• Even without a RO system, according to the Mayo Clinic’s Sheldon D. Scheps, M.D., eight ounces (237-milliliters) of softened water usually contains less than 12.5 milligrams of sodium. Scheps states that this is, “well within the Food and Drug Administration's definition of ‘very low sodium.’”
• Still a skeptic? Saltless water softeners are even available if you’re unwilling to let go of your salty theory.
Soft Water and Vegetables
If you’ve ever witnessed or personally experienced the epic failure associated with boiling dried beans, split peas or lentils, you’re aware that hard water can be a major hindrance. Your veggies’ flavor, texture and vitamin and mineral content are at risk without soft water. The dissolved calcium in hard water prolongs the boiling and cooking process by strengthening the cell walls of your veggies. The extra time needed for softening can leave your food overcooked and bland. For the best taste and texture, soft water gets the job done in less time without robbing your food of its flavor or content.
Soft Water and Dough

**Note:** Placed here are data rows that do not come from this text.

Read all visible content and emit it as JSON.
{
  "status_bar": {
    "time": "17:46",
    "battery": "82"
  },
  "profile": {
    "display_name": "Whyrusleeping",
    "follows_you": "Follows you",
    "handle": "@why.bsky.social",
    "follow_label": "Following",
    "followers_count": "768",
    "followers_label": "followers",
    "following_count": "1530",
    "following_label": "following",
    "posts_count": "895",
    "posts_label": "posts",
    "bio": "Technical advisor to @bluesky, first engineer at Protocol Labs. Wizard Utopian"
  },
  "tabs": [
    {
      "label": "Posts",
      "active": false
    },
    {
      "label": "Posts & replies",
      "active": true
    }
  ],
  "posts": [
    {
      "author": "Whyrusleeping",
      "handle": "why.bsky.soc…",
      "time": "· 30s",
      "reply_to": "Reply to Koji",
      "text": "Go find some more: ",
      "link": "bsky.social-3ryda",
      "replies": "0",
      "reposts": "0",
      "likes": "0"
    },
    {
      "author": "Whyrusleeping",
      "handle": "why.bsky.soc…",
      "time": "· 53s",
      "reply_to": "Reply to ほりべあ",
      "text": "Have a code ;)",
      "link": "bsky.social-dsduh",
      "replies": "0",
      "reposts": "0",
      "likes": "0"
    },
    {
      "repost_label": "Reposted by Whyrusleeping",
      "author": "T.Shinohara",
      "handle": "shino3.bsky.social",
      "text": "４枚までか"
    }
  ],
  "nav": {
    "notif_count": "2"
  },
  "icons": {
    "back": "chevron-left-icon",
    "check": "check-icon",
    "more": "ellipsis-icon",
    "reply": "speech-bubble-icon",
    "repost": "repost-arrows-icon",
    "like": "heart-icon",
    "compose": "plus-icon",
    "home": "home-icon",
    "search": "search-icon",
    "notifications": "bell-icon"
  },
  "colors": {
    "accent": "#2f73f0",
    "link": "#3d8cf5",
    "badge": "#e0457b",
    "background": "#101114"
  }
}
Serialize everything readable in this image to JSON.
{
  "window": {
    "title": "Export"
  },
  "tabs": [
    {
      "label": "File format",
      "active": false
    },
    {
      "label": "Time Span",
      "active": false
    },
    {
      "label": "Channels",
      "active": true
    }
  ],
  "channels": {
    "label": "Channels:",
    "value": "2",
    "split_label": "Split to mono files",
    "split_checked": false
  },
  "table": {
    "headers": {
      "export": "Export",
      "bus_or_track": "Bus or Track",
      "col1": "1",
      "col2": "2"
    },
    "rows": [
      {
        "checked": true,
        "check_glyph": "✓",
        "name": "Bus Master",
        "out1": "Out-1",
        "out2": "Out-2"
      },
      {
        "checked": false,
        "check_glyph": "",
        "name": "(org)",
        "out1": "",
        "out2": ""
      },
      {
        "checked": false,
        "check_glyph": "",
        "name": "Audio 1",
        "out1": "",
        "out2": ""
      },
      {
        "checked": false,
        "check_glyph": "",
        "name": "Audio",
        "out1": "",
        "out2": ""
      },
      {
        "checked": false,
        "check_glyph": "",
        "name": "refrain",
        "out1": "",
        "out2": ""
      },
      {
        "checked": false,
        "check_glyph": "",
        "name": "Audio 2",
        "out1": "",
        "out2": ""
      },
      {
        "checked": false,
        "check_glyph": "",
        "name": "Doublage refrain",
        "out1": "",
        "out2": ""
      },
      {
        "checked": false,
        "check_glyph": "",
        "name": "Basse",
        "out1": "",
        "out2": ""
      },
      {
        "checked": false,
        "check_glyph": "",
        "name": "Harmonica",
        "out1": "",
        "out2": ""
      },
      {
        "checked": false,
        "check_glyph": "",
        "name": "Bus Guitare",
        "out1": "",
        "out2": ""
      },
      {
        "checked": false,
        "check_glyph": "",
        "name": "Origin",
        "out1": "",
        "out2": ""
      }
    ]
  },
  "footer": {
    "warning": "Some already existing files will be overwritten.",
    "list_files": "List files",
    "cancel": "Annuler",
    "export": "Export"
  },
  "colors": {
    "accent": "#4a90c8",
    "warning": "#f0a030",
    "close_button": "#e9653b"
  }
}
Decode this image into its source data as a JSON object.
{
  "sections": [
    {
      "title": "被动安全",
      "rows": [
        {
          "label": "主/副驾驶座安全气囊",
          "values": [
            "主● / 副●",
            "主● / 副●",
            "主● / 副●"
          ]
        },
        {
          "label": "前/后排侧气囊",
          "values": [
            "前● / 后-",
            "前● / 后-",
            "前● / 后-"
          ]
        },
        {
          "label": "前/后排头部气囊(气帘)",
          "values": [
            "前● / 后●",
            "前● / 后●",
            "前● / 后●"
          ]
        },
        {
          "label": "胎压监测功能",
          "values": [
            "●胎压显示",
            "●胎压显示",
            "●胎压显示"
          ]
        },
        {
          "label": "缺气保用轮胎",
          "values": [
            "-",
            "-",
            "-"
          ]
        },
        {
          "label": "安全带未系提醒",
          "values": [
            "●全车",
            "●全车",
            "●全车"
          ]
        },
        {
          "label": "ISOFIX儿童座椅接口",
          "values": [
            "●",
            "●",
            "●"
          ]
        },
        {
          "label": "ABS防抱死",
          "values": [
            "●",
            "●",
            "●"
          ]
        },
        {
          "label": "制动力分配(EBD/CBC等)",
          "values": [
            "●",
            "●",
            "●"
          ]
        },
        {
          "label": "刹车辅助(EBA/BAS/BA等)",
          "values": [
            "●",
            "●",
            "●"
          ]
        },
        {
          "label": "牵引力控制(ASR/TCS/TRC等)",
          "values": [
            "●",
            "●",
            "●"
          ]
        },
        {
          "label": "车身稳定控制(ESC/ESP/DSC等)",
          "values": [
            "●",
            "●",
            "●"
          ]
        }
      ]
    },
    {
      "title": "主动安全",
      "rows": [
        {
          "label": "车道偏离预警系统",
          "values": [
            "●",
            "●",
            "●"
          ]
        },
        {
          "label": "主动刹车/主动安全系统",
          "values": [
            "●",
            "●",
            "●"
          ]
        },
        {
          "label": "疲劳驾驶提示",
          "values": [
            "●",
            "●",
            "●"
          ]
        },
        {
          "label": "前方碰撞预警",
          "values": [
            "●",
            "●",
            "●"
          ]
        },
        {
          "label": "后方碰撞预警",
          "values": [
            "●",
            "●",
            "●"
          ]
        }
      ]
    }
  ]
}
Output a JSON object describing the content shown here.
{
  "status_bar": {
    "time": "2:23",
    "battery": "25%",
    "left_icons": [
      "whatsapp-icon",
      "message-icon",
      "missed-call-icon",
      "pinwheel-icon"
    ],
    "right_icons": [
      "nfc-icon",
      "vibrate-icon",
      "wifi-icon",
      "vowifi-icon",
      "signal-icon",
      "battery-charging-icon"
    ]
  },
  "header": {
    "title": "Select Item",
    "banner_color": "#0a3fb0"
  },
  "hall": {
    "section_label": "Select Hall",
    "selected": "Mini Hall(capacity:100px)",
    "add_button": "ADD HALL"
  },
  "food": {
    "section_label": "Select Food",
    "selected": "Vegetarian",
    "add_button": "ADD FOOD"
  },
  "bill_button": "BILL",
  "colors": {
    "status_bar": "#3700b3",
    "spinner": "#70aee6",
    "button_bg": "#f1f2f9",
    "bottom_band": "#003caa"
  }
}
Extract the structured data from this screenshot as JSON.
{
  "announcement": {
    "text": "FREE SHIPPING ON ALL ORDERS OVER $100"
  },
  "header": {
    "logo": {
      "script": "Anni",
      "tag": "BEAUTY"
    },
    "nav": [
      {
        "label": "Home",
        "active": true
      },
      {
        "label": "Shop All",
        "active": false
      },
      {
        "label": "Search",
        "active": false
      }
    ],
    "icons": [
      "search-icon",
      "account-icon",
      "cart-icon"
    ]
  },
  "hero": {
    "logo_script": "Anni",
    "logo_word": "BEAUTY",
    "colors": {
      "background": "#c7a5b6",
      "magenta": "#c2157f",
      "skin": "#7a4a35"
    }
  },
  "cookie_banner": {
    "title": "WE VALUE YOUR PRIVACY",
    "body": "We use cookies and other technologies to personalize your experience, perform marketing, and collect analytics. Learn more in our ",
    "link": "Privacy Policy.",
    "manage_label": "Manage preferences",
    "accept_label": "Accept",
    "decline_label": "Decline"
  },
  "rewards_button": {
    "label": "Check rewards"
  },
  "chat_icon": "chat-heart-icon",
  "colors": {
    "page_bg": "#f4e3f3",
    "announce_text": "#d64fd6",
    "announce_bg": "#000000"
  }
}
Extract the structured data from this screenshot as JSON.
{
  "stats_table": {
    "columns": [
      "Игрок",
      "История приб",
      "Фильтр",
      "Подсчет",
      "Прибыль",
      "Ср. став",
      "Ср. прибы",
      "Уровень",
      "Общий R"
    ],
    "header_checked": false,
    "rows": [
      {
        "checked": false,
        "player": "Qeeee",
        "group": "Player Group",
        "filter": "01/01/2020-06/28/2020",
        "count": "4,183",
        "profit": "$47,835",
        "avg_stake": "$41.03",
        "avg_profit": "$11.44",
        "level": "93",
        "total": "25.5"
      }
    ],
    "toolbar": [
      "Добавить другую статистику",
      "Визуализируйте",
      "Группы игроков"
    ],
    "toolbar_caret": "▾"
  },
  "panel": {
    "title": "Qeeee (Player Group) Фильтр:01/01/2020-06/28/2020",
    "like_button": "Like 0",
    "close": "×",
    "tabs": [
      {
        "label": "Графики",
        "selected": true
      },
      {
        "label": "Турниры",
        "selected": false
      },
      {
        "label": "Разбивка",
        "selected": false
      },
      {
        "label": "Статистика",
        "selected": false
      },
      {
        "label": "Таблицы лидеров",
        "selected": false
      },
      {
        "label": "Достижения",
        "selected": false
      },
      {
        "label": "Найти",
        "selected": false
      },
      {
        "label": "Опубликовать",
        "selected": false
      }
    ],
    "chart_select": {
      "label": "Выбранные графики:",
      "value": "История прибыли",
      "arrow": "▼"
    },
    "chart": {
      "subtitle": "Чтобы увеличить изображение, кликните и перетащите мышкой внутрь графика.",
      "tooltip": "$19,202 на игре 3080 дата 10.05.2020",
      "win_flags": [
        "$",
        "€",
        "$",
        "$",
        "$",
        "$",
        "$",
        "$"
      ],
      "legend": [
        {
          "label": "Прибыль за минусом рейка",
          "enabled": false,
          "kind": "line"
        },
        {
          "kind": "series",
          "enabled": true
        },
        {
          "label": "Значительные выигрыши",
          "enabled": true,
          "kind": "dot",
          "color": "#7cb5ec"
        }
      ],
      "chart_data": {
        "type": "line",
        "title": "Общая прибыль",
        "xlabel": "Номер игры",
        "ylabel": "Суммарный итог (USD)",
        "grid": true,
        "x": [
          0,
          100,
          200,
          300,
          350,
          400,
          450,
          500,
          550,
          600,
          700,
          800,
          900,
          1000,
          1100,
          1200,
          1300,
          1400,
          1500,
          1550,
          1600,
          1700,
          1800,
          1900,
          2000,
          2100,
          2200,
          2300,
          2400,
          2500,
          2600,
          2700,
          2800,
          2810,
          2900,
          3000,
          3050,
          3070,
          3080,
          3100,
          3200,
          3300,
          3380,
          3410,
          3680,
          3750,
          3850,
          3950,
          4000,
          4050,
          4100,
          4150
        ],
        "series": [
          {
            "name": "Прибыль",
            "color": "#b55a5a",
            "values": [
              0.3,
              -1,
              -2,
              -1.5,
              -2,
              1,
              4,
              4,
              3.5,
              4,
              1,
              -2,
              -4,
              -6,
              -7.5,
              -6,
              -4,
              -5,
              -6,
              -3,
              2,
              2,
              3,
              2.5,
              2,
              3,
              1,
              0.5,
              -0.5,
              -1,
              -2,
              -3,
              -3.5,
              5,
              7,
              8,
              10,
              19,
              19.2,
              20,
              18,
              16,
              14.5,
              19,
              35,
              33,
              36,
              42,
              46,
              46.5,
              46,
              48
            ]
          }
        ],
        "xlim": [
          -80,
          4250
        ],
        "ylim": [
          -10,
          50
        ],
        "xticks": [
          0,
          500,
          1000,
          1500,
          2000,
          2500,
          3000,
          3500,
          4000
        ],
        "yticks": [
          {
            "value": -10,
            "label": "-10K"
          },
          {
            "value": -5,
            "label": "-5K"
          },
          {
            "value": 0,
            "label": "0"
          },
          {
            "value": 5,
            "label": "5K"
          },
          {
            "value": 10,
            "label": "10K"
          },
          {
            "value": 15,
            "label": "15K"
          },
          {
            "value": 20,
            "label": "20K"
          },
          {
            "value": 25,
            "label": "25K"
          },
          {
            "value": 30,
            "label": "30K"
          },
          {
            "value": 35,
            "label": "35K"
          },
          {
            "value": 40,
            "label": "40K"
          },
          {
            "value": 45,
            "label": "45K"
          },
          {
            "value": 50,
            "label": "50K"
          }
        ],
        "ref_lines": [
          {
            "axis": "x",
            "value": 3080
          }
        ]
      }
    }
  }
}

Imagine New York City, a place renowned for its culinary prowess everywhere from high-end restaurants to curbside food carts. Whether you’re enjoying a slice of its oversized pizza, a bite of fresh pasta from Little Italy or popping over to Queens for breakfast at the Bagel Oasis, you’re in for a culinary treat. New Yorkers are privileged in many ways. Not only do they get to live in one of the greatest cities in the world, but also their tap water just happens to be soft. This comes in handy when dough is involved. Pizza, bagels, cannoli and fresh breads are all served up with the perfect texture courtesy of New York’s soft water and food fanatics.
• Hard water makes gluten excessively tough and slows fermentation. This leaves you with dense, tough dough and undesired results.
• The minerals (calcium, magnesium, etc.) in hard water prevent proteins from absorbing water.
Adding a RO water purification system to your kitchen not only provides your home with the purest possible drinking water, but can also assist you in the preparation of your meals. Now that you know what you’re capable with soft water, it’s time to, as Emeril would say, “Kick it up a notch!” To reach new culinary heights, you’ll need to start with the best possible ingredients, water included. You can take your dishes to the next level by making the switch to soft water.